• **Task requirements**
If a line in the data holds "datorată", copy that line out in full.

• **Supplied information**
------------------------------

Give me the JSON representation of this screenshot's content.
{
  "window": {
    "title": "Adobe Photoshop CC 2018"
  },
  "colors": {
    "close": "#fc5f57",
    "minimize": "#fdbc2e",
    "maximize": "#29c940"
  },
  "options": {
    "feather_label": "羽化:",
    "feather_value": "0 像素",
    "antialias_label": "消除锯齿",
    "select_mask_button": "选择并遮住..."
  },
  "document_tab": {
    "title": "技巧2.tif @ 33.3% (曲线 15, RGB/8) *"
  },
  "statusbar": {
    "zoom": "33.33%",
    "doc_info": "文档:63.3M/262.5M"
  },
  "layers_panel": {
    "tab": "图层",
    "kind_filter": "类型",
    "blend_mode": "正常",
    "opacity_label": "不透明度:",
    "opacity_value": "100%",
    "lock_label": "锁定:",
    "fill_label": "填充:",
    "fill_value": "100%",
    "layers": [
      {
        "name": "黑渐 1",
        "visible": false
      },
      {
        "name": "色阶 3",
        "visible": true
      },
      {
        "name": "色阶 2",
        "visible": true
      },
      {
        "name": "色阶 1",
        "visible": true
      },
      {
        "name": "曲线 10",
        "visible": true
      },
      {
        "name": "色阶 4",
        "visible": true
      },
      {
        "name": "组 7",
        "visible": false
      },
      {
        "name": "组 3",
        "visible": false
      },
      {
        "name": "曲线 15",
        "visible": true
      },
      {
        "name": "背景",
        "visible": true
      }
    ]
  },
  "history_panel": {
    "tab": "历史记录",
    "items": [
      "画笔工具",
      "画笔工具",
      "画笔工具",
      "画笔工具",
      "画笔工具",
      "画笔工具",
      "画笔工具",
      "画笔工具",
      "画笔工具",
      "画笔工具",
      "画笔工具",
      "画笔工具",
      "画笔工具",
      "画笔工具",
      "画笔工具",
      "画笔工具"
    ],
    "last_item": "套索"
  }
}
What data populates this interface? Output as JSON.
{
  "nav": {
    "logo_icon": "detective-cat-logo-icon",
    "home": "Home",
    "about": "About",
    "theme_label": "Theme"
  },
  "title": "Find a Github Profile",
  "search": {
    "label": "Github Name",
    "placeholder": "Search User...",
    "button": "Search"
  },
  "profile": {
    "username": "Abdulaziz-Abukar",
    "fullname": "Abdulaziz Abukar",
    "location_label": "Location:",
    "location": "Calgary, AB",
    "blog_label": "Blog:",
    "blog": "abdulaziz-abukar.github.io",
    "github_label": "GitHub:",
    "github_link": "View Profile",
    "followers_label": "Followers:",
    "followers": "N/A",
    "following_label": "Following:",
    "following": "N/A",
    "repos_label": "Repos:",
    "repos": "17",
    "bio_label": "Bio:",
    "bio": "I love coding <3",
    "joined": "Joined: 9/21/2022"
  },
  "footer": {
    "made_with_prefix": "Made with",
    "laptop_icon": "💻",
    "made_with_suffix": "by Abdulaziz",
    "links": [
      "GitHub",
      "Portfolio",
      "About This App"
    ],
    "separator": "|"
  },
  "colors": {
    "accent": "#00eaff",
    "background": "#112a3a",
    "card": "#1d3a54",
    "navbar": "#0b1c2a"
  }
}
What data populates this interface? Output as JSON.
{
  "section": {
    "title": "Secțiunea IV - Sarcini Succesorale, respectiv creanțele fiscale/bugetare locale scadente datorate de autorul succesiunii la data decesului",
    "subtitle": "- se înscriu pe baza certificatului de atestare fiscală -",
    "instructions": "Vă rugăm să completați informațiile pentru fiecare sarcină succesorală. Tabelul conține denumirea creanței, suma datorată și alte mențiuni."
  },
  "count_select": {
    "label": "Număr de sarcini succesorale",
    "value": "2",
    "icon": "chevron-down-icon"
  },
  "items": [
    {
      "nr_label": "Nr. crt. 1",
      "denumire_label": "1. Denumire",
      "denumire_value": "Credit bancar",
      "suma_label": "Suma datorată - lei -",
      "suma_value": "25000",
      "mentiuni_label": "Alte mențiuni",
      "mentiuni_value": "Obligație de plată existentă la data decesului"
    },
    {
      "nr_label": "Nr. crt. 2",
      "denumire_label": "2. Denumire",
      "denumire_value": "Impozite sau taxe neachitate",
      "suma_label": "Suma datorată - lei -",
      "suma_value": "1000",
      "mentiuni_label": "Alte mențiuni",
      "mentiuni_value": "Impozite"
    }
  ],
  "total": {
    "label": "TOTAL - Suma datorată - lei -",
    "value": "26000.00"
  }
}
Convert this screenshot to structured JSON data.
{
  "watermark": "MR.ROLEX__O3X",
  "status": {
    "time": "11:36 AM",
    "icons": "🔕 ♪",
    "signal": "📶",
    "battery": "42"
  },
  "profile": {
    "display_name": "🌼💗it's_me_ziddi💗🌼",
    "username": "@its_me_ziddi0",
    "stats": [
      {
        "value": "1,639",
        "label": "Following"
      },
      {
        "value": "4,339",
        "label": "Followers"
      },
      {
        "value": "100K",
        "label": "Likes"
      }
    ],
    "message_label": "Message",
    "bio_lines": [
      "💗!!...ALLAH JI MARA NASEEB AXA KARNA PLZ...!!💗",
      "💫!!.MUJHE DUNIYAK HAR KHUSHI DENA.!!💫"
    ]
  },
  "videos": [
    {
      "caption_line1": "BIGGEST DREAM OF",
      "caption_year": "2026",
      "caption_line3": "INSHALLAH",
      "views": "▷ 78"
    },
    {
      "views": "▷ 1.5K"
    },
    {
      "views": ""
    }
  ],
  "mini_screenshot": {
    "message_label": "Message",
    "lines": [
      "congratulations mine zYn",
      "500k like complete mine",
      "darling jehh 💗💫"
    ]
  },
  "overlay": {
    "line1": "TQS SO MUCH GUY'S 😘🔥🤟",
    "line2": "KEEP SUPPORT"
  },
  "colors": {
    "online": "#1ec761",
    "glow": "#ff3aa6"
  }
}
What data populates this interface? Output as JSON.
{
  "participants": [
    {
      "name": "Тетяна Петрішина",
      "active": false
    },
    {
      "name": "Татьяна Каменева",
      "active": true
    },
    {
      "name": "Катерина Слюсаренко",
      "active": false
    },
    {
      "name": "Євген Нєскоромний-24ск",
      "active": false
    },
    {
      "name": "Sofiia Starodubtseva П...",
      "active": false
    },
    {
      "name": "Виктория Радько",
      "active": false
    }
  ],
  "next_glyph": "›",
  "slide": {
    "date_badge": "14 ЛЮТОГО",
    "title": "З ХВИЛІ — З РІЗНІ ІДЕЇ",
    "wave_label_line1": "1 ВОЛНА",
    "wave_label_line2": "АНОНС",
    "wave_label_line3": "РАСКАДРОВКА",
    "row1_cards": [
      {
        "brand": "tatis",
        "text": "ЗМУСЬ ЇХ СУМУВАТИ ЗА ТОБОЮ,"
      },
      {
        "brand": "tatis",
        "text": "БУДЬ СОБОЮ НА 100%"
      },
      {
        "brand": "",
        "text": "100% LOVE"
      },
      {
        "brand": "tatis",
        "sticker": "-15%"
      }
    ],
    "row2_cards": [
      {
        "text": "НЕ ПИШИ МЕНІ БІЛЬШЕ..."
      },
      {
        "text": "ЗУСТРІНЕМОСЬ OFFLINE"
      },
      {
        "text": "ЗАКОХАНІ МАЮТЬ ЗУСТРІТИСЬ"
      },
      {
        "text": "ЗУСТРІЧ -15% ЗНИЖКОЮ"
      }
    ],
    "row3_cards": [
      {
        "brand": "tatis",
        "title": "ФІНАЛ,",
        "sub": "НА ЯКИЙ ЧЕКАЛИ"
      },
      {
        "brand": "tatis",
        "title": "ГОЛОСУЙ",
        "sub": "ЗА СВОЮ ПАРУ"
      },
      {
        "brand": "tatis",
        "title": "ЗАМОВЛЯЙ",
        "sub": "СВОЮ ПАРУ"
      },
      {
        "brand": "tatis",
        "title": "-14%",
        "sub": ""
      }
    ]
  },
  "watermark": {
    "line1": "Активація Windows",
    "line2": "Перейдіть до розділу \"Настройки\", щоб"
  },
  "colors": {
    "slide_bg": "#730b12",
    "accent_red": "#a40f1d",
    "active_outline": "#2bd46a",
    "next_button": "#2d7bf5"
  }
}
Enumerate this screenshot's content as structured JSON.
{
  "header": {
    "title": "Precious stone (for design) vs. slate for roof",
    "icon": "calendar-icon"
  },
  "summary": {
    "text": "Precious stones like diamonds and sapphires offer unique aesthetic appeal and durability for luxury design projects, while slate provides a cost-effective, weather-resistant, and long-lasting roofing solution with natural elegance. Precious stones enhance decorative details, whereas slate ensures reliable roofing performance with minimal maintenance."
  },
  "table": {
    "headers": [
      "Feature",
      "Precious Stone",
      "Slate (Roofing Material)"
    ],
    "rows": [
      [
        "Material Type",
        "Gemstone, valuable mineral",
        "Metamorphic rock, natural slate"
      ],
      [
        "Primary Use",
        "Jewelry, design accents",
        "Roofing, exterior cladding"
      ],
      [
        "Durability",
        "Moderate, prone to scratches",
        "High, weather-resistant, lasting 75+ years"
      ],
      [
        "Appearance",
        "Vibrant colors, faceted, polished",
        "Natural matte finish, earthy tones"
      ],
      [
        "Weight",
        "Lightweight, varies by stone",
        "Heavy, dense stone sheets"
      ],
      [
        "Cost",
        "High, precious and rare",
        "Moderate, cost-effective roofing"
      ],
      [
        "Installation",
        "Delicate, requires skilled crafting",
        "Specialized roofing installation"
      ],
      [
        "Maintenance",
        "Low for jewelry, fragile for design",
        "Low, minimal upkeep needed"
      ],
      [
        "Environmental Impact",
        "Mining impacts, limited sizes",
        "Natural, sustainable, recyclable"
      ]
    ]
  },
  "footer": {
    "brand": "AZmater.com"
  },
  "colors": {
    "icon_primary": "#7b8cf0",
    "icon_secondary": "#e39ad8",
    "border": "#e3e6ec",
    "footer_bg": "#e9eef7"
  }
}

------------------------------

• **Your solution**
    "instructions": "Vă rugăm să completați informațiile pentru fiecare sarcină succesorală. Tabelul conține denumirea creanței, suma datorată și alte mențiuni."
      "suma_label": "Suma datorată - lei -",
      "suma_label": "Suma datorată - lei -",
    "label": "TOTAL - Suma datorată - lei -",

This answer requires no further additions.